--- START ---

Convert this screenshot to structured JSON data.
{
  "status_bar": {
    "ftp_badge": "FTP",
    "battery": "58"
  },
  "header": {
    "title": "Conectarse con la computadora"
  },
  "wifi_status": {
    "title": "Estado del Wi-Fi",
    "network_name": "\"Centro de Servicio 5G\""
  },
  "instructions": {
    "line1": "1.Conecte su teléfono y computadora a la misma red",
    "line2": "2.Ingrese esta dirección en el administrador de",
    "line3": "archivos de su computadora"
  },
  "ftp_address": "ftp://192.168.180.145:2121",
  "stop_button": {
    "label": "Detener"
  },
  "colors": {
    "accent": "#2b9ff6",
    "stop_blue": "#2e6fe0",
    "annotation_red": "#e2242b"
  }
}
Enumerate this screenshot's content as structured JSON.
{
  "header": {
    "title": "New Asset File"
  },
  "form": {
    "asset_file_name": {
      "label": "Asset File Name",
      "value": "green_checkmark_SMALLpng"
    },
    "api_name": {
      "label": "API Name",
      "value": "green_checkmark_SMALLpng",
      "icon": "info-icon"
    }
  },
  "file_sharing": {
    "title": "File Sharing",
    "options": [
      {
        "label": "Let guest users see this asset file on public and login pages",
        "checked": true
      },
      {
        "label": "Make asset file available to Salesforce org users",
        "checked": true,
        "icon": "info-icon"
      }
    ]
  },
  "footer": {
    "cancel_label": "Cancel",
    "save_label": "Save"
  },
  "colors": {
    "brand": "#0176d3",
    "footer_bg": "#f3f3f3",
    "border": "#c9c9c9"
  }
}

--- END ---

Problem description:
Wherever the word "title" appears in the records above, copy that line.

Solution below:
    "title": "Conectarse con la computadora"
    "title": "Estado del Wi-Fi",
    "title": "New Asset File"
    "title": "File Sharing",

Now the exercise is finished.